Doctors, nurses and patients are increasingly using medical apps to support a range of health conditions including: smoking cessation, weight loss and diet as well as gathering useful data on treatment adherence and disease management. This development has occurred over a number of years and can be seen through the gradual increase in published articles on medical apps between 2002 and 2011 (Table 1).
|No of Articles||1||3||2||7||10||18||19||23||30|
More recently the market has rapidly evolved with a noticeable increase in the literature between 2012 and 2013(partial) (Table 2).
|No of PubMed articles||57||103|
This recent growth is probably due to a number of factors including: the increased popularity (within the last 3 years) of smartphones and the proliferation of health and medical related apps on Apple’s AppStore and Google Play. These factors, together with the convenience of smartphones (always on and always with you) makes the use of health and medical apps easy as well as beneficial, important issues where compliance may be a factor.
Although this growth is likely to continue as more medical/health apps are developed, remote patient monitoring becomes more acceptable and analytical devices are integrated with smartphones, the technology is not without its problems.

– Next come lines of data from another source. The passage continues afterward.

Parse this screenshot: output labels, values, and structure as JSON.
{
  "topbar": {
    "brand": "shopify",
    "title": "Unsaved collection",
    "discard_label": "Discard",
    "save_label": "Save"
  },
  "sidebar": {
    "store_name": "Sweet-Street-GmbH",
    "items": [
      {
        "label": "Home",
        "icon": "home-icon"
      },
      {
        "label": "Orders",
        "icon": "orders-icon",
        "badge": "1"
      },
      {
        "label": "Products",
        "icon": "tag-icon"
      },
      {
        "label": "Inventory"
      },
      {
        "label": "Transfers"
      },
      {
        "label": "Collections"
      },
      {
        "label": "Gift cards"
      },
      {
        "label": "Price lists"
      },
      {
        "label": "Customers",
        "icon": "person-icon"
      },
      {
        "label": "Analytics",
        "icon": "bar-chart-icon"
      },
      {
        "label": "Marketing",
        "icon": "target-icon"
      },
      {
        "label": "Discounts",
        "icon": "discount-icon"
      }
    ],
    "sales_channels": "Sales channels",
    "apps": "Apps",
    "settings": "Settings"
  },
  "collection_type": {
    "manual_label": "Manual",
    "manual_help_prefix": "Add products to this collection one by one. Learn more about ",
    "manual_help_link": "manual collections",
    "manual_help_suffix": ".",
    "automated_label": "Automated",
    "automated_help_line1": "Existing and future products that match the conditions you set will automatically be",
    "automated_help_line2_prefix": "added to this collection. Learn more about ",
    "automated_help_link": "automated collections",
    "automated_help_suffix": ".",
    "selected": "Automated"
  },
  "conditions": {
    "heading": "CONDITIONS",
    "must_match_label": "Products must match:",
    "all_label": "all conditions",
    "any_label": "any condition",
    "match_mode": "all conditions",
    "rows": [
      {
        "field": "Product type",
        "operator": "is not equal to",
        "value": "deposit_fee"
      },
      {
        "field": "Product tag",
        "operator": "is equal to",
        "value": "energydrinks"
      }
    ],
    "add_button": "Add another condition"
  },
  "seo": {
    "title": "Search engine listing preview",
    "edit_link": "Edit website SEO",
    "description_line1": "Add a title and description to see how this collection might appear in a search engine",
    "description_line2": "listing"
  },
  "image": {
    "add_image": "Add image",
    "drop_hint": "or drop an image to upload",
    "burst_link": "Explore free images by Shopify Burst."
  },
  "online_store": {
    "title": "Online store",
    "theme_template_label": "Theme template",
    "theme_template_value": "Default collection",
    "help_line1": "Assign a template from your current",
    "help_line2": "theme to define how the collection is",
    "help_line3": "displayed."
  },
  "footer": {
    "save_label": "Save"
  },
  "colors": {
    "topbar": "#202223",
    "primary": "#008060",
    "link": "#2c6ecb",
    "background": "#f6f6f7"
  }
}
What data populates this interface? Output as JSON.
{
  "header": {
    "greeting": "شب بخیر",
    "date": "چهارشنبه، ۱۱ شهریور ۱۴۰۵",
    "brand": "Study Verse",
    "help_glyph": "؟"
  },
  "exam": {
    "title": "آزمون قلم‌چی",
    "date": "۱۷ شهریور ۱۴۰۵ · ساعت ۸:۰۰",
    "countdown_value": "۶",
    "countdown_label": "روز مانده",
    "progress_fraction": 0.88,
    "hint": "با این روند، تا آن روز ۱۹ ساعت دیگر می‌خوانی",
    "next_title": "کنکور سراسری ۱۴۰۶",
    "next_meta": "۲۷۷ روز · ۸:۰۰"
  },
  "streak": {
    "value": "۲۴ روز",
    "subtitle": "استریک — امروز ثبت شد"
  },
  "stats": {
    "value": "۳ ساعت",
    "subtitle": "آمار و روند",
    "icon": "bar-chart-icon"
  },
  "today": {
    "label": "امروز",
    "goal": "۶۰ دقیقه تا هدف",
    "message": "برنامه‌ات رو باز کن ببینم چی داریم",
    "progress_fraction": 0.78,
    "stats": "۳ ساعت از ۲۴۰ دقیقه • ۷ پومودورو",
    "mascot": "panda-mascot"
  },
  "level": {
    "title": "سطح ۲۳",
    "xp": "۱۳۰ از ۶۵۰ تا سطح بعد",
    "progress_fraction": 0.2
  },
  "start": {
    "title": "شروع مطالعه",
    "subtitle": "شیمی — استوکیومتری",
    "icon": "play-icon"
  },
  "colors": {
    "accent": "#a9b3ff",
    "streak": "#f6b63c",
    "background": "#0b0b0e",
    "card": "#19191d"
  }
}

In the absence of any regulatory body overseeing the content and quality of these apps, little is known about the possible dangers associated with their use. Breaches of patient confidentiality, conflicts of interest and malfunctioning apps could all negatively impact on patient care. How to minimize these issues will be the subject of a future posting.